Retrieve all lines below that have the string "this".
== Segment start ==
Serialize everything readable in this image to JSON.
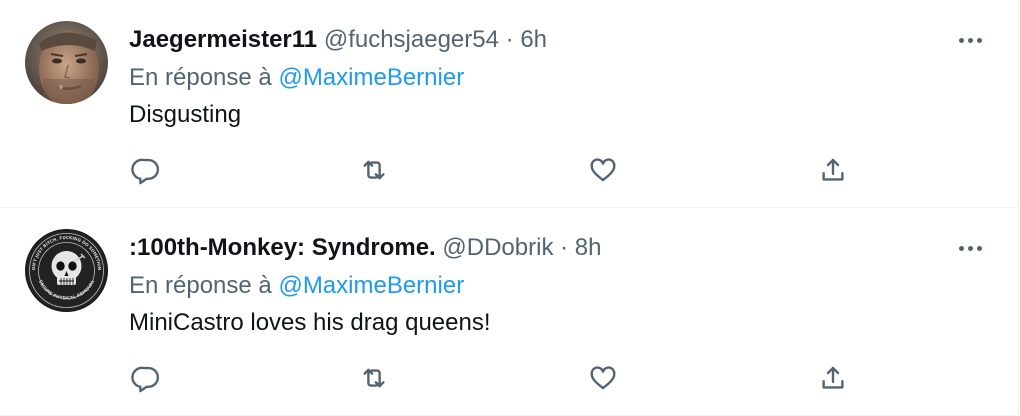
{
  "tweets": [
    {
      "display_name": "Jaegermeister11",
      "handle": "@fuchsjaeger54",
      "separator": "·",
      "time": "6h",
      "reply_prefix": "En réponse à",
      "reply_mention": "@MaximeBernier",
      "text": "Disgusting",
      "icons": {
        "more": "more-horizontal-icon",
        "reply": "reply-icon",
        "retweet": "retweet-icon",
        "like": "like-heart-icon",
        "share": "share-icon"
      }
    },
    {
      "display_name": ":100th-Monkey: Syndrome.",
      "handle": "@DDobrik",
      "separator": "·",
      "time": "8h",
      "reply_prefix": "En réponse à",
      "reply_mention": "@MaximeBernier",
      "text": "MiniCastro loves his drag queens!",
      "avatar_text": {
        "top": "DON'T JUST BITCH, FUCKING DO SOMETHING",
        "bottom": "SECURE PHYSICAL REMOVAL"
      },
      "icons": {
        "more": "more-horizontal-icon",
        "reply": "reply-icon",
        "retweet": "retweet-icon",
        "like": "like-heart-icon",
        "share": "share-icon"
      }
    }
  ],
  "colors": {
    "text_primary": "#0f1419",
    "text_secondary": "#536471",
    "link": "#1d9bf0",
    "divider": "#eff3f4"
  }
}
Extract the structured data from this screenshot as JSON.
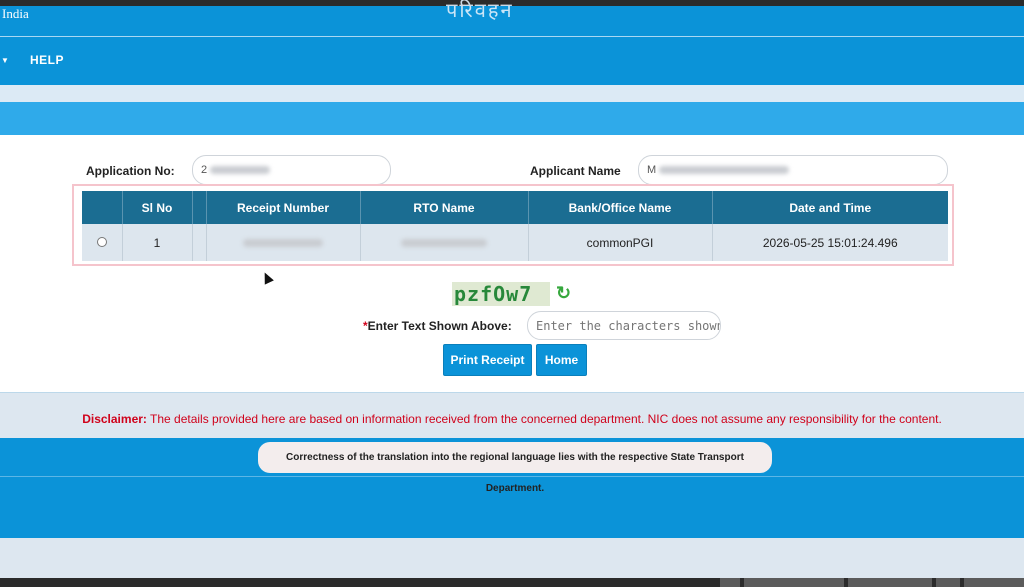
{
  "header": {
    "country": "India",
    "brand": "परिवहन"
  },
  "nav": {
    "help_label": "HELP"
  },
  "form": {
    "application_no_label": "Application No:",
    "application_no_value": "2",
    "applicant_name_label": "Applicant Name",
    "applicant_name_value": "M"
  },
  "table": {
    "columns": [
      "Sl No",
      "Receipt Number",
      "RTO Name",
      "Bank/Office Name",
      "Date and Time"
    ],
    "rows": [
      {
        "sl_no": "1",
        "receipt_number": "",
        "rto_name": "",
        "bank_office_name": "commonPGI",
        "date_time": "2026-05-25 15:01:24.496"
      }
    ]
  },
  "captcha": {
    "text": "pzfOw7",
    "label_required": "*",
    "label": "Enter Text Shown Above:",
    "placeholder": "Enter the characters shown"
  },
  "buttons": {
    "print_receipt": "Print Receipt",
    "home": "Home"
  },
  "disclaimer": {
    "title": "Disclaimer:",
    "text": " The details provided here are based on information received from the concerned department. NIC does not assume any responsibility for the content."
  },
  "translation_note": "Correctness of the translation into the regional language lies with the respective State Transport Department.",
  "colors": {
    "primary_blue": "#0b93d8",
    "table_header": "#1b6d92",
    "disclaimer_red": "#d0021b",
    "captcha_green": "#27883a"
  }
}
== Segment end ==
Response area
Serialize everything readable in this image to JSON.
Extract the structured data from this screenshot as JSON.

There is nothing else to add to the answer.